ENTRIES SHOWN |
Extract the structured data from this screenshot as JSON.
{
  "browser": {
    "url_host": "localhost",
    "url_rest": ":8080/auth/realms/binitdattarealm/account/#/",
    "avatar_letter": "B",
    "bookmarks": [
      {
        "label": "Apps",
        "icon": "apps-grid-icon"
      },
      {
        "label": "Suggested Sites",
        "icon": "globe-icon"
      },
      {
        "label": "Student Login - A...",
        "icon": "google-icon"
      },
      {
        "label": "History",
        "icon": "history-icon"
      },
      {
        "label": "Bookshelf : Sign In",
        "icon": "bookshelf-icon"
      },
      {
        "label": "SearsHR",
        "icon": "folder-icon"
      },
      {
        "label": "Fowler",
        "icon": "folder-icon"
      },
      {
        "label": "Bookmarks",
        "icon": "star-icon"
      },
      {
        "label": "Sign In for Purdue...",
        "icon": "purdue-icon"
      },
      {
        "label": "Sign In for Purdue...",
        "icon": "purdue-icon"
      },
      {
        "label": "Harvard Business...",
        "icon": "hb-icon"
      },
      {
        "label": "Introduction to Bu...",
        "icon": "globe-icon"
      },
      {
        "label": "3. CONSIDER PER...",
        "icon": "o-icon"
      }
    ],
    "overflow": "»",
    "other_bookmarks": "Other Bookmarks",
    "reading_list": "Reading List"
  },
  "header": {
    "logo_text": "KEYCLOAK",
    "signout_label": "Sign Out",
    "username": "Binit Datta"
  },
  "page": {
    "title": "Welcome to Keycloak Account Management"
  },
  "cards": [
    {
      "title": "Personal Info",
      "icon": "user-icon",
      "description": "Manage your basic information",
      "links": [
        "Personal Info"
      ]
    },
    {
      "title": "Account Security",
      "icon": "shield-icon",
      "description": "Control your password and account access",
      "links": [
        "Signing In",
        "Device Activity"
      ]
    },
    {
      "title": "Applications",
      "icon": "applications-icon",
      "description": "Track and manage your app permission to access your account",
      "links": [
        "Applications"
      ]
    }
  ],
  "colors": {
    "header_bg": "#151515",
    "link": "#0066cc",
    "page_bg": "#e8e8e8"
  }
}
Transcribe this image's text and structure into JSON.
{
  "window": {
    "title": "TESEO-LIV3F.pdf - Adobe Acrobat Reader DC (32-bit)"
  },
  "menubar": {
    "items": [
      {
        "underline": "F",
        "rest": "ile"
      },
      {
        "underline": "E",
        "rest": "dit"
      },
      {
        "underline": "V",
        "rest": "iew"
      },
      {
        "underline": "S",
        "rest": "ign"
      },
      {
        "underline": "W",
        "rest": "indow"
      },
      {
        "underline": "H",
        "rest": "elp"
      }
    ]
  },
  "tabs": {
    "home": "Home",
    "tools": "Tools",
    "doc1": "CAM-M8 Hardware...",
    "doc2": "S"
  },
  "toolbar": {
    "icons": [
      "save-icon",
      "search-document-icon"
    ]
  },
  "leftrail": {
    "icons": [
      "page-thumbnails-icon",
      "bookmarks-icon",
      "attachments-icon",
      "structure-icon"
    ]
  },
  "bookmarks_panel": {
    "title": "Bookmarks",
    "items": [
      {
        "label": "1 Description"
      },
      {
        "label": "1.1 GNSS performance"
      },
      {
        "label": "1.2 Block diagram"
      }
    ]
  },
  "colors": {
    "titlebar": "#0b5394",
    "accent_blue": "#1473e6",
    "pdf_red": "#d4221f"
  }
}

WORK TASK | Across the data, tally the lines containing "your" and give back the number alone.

SOLUTION | 3